Breast Augmentation Surgery
Breast Augmentation (Breast Enlargement, Breast Enhancement, Augmentation Mammoplasty, Boob Job) is one of the most widely performed cosmetic procedures and it is associated with very high satisfaction rates.
Enhancing the bust can have a profound effect on your confidence and self-esteem. Whilst it is not without potential complications (no surgery is), they are fortunately rare and the psychological benefits can be immense. Most patients come for breast augmentation after a lot of thought and research. There is no substitute for a detailed discussion with your VIP surgeon, but you may find the following information of interest….
The Pocket : Submuscular vs Subglandular Placement of Implants?
The breast is a modified sweat gland that sits on the pectoralis major muscle (the so called ‘pecs’). Implants can be placed underneath the breast itself (subglandular), or in a deeper plane beneath the pectoralis muscle (submuscular). The subglandular plane is an easier dissection and so causes less bleeding and pain post-operatively. For most patients with a modest size breast, the subglandular plane is preferable.

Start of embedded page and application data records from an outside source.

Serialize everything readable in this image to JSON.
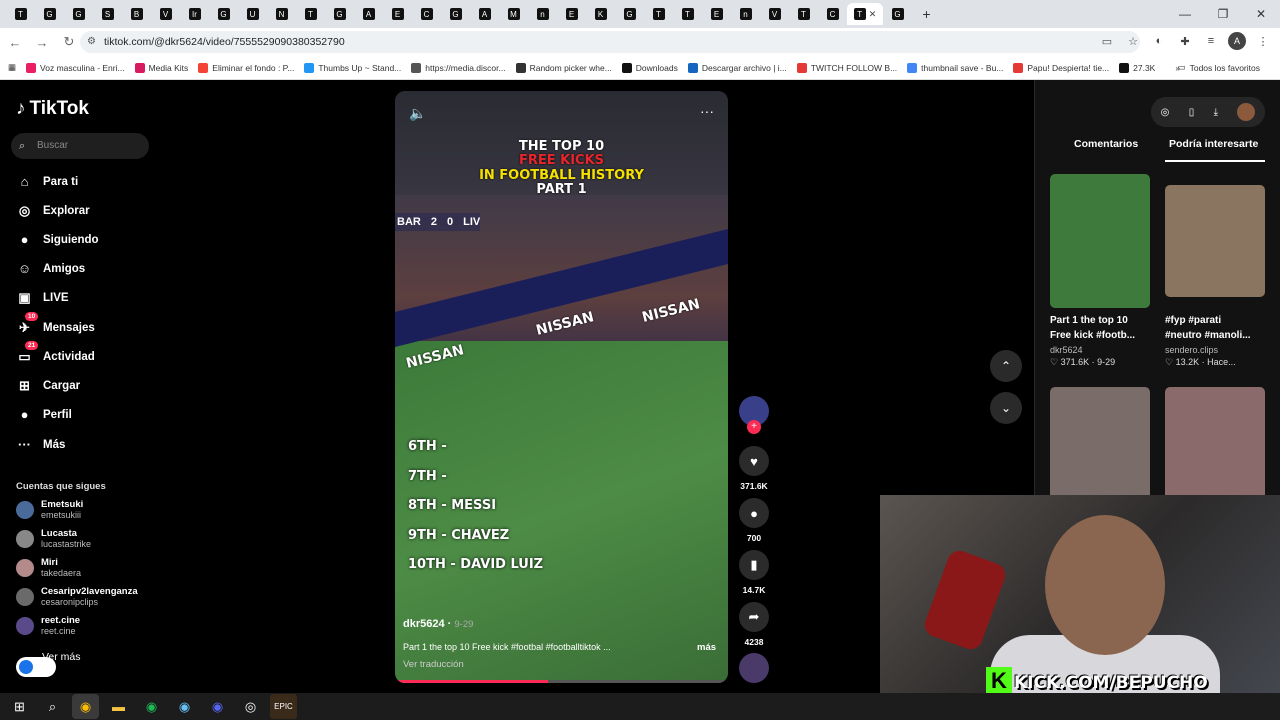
{
  "browser": {
    "tabs": [
      "T",
      "G",
      "G",
      "S",
      "B",
      "V",
      "Ir",
      "G",
      "U",
      "N",
      "T",
      "G",
      "A",
      "E",
      "C",
      "G",
      "A",
      "M",
      "n",
      "E",
      "K",
      "G",
      "T",
      "T",
      "E",
      "n",
      "V",
      "T",
      "C",
      "T",
      "G"
    ],
    "active_tab_index": 29,
    "url": "tiktok.com/@dkr5624/video/7555529090380352790",
    "account_initial": "A",
    "bookmarks": [
      {
        "label": "Voz masculina - Enri...",
        "color": "#e91e63"
      },
      {
        "label": "Media Kits",
        "color": "#d81b60"
      },
      {
        "label": "Eliminar el fondo : P...",
        "color": "#f44336"
      },
      {
        "label": "Thumbs Up ~ Stand...",
        "color": "#2196f3"
      },
      {
        "label": "https://media.discor...",
        "color": "#555"
      },
      {
        "label": "Random picker whe...",
        "color": "#333"
      },
      {
        "label": "Downloads",
        "color": "#111"
      },
      {
        "label": "Descargar archivo | i...",
        "color": "#1565c0"
      },
      {
        "label": "TWITCH FOLLOW B...",
        "color": "#e53935"
      },
      {
        "label": "thumbnail save - Bu...",
        "color": "#4285f4"
      },
      {
        "label": "Papu! Despierta! tie...",
        "color": "#e53935"
      },
      {
        "label": "27.3K",
        "color": "#111"
      }
    ],
    "all_bookmarks": "Todos los favoritos"
  },
  "tiktok": {
    "logo": "TikTok",
    "search_placeholder": "Buscar",
    "nav": [
      {
        "label": "Para ti",
        "icon": "home-icon",
        "glyph": "⌂"
      },
      {
        "label": "Explorar",
        "icon": "compass-icon",
        "glyph": "◎"
      },
      {
        "label": "Siguiendo",
        "icon": "following-avatar-icon",
        "glyph": "●"
      },
      {
        "label": "Amigos",
        "icon": "friends-icon",
        "glyph": "☺"
      },
      {
        "label": "LIVE",
        "icon": "live-icon",
        "glyph": "▣"
      },
      {
        "label": "Mensajes",
        "icon": "messages-icon",
        "glyph": "✈",
        "badge": "10"
      },
      {
        "label": "Actividad",
        "icon": "activity-icon",
        "glyph": "▭",
        "badge": "21"
      },
      {
        "label": "Cargar",
        "icon": "upload-icon",
        "glyph": "⊞"
      },
      {
        "label": "Perfil",
        "icon": "profile-icon",
        "glyph": "●"
      },
      {
        "label": "Más",
        "icon": "more-icon",
        "glyph": "···"
      }
    ],
    "following_title": "Cuentas que sigues",
    "following": [
      {
        "name": "Emetsuki",
        "handle": "emetsukiii"
      },
      {
        "name": "Lucasta",
        "handle": "lucastastrike"
      },
      {
        "name": "Miri",
        "handle": "takedaera"
      },
      {
        "name": "Cesaripv2lavenganza",
        "handle": "cesaronipclips"
      },
      {
        "name": "reet.cine",
        "handle": "reet.cine"
      }
    ],
    "ver_mas": "Ver más"
  },
  "video": {
    "title_lines": [
      "THE TOP 10",
      "FREE KICKS",
      "IN FOOTBALL HISTORY",
      "PART 1"
    ],
    "score": {
      "home": "BAR",
      "home_goals": "2",
      "away_goals": "0",
      "away": "LIV"
    },
    "banner_text": "NISSAN",
    "ranking": [
      "6TH -",
      "7TH -",
      "8TH - MESSI",
      "9TH - CHAVEZ",
      "10TH - DAVID LUIZ"
    ],
    "author": "dkr5624",
    "date": "9-29",
    "caption": "Part 1 the top 10 Free kick #footbal #footballtiktok ...",
    "more": "más",
    "translate": "Ver traducción",
    "progress": 0.46
  },
  "actions": {
    "likes": "371.6K",
    "comments": "700",
    "saves": "14.7K",
    "shares": "4238"
  },
  "panel": {
    "tab_comments": "Comentarios",
    "tab_interest": "Podría interesarte",
    "cards": [
      {
        "title_1": "Part 1 the top 10",
        "title_2": "Free kick #footb...",
        "user": "dkr5624",
        "stats": "♡ 371.6K · 9-29",
        "color": "#3e7a3b"
      },
      {
        "title_1": "#fyp #parati",
        "title_2": "#neutro #manoli...",
        "user": "sendero.clips",
        "stats": "♡ 13.2K · Hace...",
        "color": "#8a7560"
      },
      {
        "color": "#7a6c68"
      },
      {
        "color": "#8a6a6a"
      }
    ]
  },
  "stream_overlay": "KICK.COM/BEPUCHO"
}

For patients with very little breast tissue, it can be difficult to ‘hide’ the implant if it is put beneath the gland. The edges of the implant may be palpable and there may be rippling of the implant felt underneath the skin. For these reasons, the submuscular plane is often more appropriate. By having the extra covering of the pectoralis muscle, the implant is less easy to see or feel and the incidence of capsular contracture is less.
The Shape: Round vs Anatomical Shaped Implants?
Round implants are dome-shaped in cross-section, while anatomical implants are tear-drop or pear-shaped (with a flat back). Anatomically shaped implants have the advantage of giving a more natural contour to the breast particularly in patients with little breast tissue. However, they have the disadvantage of being more expensive and they have the potential to rotate, producing an odd appearance which cannot happen with round implants. For patients with some breast tissue to cover the implant, the benefits of an anatomical implant are less and in fact, a round implant can give a more pleasing effect. A round implant gives more fullness in the upper pole which some patients desire.
The Volume: What Volume Implant Should I Have?
Patients tend to compare their implants by the volume of the implant. Whilst this is obviously important, it is not the whole story. The main determinant when it comes to choosing an implant, is the base diameter of the breast. Once the diameter is measured, then the specific implant is chosen depending on its projection, and for anatomical implants, its height. Hence a 300cc implant with a low height and low projection, will look different from a 300cc implant with a full height and projection (this implant will necessarily have a smaller base diameter). Whilst it is useful to have an idea of what volume implant you would like and there are various ways to estimate this, such as adding a certain volume of rice or water to a bag and putting it in your bra. These do not take into account the different shapes implants of the same volume may have. The final choice is often made by the surgeon to take in to account the other factors such as the base